> [The task]:
Pull each line containing "true" from the data.

> [Recorded data]:
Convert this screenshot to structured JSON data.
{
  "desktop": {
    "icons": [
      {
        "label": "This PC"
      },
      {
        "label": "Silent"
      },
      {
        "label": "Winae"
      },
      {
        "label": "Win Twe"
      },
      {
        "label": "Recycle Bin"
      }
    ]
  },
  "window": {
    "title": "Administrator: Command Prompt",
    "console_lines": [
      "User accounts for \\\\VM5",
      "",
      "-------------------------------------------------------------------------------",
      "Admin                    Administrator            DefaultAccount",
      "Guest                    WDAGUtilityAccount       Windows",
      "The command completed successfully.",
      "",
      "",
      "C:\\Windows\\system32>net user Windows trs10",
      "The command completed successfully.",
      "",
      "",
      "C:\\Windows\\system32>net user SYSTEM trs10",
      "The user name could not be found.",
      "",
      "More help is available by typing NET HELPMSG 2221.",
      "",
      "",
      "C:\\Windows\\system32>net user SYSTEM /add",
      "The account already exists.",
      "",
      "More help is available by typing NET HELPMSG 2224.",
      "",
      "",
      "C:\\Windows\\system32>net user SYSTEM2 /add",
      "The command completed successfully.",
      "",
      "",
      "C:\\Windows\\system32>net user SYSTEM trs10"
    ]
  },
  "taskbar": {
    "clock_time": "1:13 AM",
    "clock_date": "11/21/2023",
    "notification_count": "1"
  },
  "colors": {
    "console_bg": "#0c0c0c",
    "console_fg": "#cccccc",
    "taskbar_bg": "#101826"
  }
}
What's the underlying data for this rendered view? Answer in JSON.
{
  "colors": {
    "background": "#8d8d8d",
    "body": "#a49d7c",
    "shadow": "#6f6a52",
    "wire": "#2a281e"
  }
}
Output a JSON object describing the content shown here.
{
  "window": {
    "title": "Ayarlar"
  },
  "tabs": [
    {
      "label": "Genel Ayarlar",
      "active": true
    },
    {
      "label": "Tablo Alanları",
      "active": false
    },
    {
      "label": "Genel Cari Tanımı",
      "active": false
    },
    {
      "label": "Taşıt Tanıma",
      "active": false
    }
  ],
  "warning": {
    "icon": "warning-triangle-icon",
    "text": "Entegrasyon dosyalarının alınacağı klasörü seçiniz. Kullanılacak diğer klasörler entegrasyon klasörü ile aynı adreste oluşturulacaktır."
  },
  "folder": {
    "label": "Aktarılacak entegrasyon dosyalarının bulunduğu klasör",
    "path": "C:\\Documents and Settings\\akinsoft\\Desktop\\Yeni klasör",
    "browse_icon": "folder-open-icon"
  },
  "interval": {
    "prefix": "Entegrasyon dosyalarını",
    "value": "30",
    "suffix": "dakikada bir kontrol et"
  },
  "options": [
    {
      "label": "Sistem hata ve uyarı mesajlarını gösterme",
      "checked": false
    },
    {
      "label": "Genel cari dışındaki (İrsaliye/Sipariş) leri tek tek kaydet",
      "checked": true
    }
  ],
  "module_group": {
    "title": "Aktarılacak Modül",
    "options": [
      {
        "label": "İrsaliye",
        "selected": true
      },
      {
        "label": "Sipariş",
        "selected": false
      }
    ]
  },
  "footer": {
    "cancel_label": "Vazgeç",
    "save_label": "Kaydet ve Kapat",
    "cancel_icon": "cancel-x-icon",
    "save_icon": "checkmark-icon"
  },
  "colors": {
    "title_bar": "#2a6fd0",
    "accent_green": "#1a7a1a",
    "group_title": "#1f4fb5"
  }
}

> [Written response]:
      "active": true
      "checked": true
        "selected": true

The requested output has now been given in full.